Solar wind speeds have now been elevated for over 24 hours. The big winners from last night’s aurora hunt seem to have been in Europe with some terrific images coming from Denmark.

Here are two time lapse videos from overnight

Update #6: 0345 UTC 10/26/2016 (11:45pm EST 10/25/2016)

Last update for tonight. Solar wind is has exceeded 800 km/s and is in the “very high” range. It does appear that wingKP continues to over estimate the actual KP. There is still enough activity that high latitude clear locations should get a show. Keep an eye on the Bz, if it goes back south for another extended period, there could be a new substorm at any moment.

Solar wind speed has exceeded 800 k/s in the last hour
Solar wind speed has exceeded 800 k/s in the last hour

Seven games is a long series. There is plenty of time left for a comeback.

Update #5: 0200 UTC 10/26/2016 (10:00pm EST 10/25/2016)

Let’s go Cubs! It’s the 6th inning and the Indians are leading 3-0.

The solar storm is continuing. Bz has been variable for most of 10/25 UTC, but there were some periods where there were extended periods with negative Bz. In the spirit of baseball, here’s a random statistic: Of 1440 total minutes in the day, Bz was only negative for 458 of them.

Chicago cubs are in the world series tonight
Chicago cubs are in the world series tonight

Update #4: 2130 UTC 10/25/2016 (5:30pm EST 10/25/2016)

It is now dark in Europe and reports of Northern Lights are rolling in. WingKP predictions have been consistently in the 5.67-7.67 range for the last several hours. It’s important to note that when the wind speed is high and there is a particularly strong ground reading (like the G3 mentioned in the last update) that the wingKP model can overestimate. Even with the overestimate, there is still very strong active storming ongoing now.

About an hour ago, Bz shifted to into a new and solidly southward orientation. It is evident in the graph below starting at about 20:45 UTC. This should give a very nice substorm to Aurora hunters out under the lights for the 45-70 minutes (click the image for full screen).

A consistent period of Bz South should reward aurora hunters over the next hour or so
A consistent period of Bz South should reward aurora hunters over the next hour or so

Here are some Photos from Twitter. Thanks for sharing!

From New Zealand:

Update #3: 1630 UTC 10/25/2016 (12:30pm EST 10/25/2016)

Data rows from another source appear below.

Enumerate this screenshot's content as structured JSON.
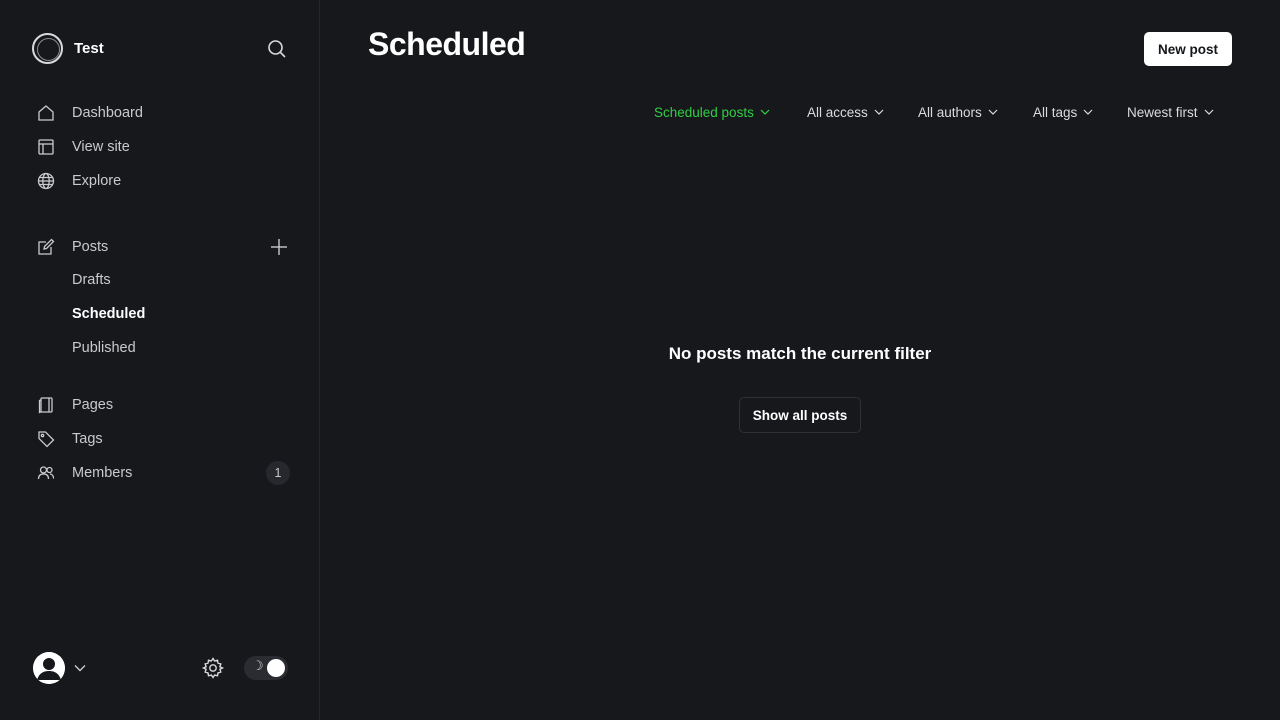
{
  "brand": {
    "name": "Test"
  },
  "sidebar": {
    "main": [
      {
        "label": "Dashboard",
        "icon": "home-icon"
      },
      {
        "label": "View site",
        "icon": "layout-icon"
      },
      {
        "label": "Explore",
        "icon": "globe-icon"
      }
    ],
    "posts": {
      "label": "Posts",
      "sub": [
        {
          "label": "Drafts",
          "active": false
        },
        {
          "label": "Scheduled",
          "active": true
        },
        {
          "label": "Published",
          "active": false
        }
      ]
    },
    "secondary": [
      {
        "label": "Pages",
        "icon": "page-icon"
      },
      {
        "label": "Tags",
        "icon": "tag-icon"
      },
      {
        "label": "Members",
        "icon": "members-icon",
        "badge": "1"
      }
    ]
  },
  "header": {
    "title": "Scheduled",
    "new_post_label": "New post"
  },
  "filters": [
    {
      "label": "Scheduled posts",
      "active": true
    },
    {
      "label": "All access",
      "active": false
    },
    {
      "label": "All authors",
      "active": false
    },
    {
      "label": "All tags",
      "active": false
    },
    {
      "label": "Newest first",
      "active": false
    }
  ],
  "empty_state": {
    "title": "No posts match the current filter",
    "button_label": "Show all posts"
  },
  "colors": {
    "background": "#17181c",
    "accent_green": "#30cf43",
    "text": "#e6e7e9"
  }
}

Exciting times! SWPC at Boulder reported a period of G3 storming over the last three hours. Current KP predictions are showing consistently G1-G2 storming. Solar wind conditions are favorable to aurora hunters. Make sure your camera batteries are charged, and check out your cloud cover forecast.

SQPC Boulder reported KP activity levels show G3 storming
SQPC Boulder reported KP activity levels show G3 storming
Strong KP Predicted over the next hour
Strong KP Predicted over the next hour

Update #2: 1300 UTC 10/25/2016 (9:00am EST 10/25/2016)

Solar wind speed has increased to over 600 km/s, and there have been periods of Bz south overnight. The first wave of G1 storming of this storm is predicted in the next 50 minutes or so, with an expected KP of 5.33. There were a couple Twitter reports of Aurora overnight, here’s one from Corinne in Northern Wisconsin

Would you like your photo shared in this live blog? Share it on Twitter and be sure to tag @NorthLightAlert

Update #1: 0300 UTC 10/25/2016 (11:00pm EST 10/24/2016)

One full day into the watch period and the high solar winds are running a little late compared to the forecast. Late on 10/24, winds started to increase to 450 km/s. Over the next 6-8 hours they could increase to as much as 700 km/s. There haven’t been any KP=5 active periods yet, but there has been enough activity for some sporatic reports of aurora in Finland and Iceland to trickle in. Stay tuned, there is likely more to come. Take a moment to appreciate how large this coronal hole has become, in the AIA 211 image in encompasses most of the visible solar disk

Very large coronal hole will bring days of active aurora conditions
Very large coronal hole will bring days of active aurora conditions